Mazur is one of the 15 students that work at the Horticulture Research Station. She spends 12-14 per week out at the station, and spends each Thursday putting the orders together.


Apples, potatoes, carrots, onions and peppers are all available for sale this week. A five-pound bag of apples can be purchased for $6, carrots for $2 per pound and two peppers for $1.

Multicultural education workshop in the College of Design

By Si Li

The instructors in the College of Design became students in the newly opened workshop named “Expanding Diversity Perspectives: A Curriculum Development Workshop”. Geneva Gay, the expert on multicultural education and the winner of the Multicultural Educator Award by the National Association of Multicultural Education, was invited to be the instructor in the workshop.

Opening a workshop for faculty members was the first move of Town Hall on Diversity this semester. Town Hall on Diversity is a leadership council about diversity and inclusion in the College of Design. It was originally founded by Dean Luis Rico-Gutierrez last semester with the purpose of creating a safe group to talk about inequality. The meetings were called Diversity Town Hall Meeting and only opened for the students in the College of Design previously, but recently changed its name to Town Hall On Diversity and opened for all students.


The members of Town Hall On Diversity are getting together for weekly meetings.

“Compared to last semester, we add more activities and events rather than only having discussions,” said Audrey Kennis, the multicultural liaison officer in the College of Design. “We hire a equity adviser who works with faculty and staff about multicultural problems. The biggest upgrade is the two-day faculty workshop. We brought international speakers who focus on culture and responsibility teaching.”

The main goals of the workshop are to help instructors create a more inclusive classroom and to help them feel more confortable when they are dealing with multicultural issues.

The feedback from instructors and students are mostly positive.

Shan He, senior majoring in landscape architecture said, “I think workshop is great way to continue the discussion and can really change the inequality situation in our college. Instructors can set the tone for classroom so it is necessary for them to have a comprehensive understanding of multiculturalism and diversity.”


Audrey Kennis works in her office.

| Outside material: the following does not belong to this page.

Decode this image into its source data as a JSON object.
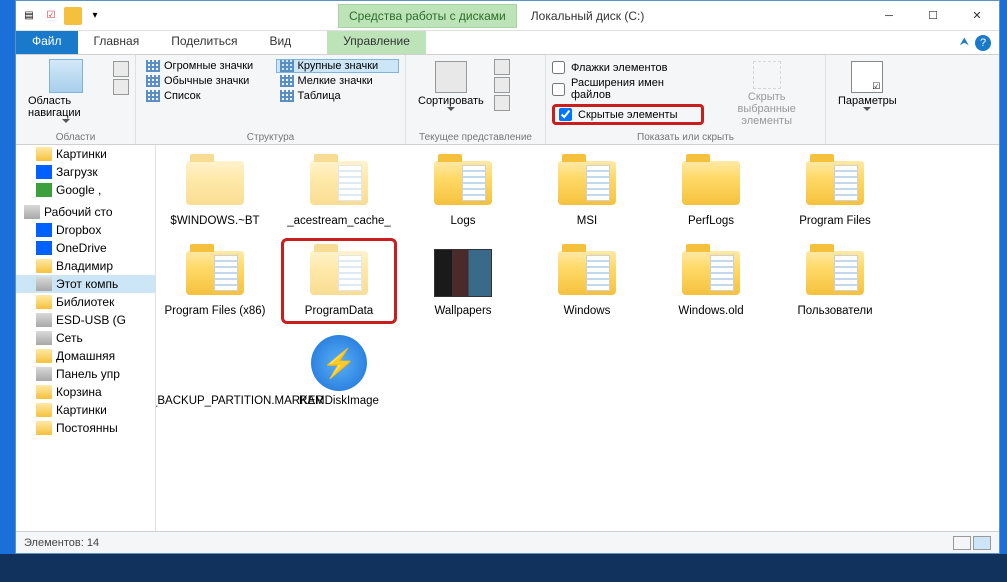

Although the workshop was only opened for two days this semester, the Town Hall on Diversity planned to work with the ISU Office of the Vice President for Diversity and Inclusion and University Museums continually to make it an annual workshop.

“We do not want a one and done workshop. If you want to change the culture, it can’t be something you do one time. It has to be repetitive and it has to be continued,” Kennis said.

As an international student and landscape architecture major student, Xinman Liu said, “ I am very proud of my college making the first move bravely and is actually doing something to change the unequal situation.”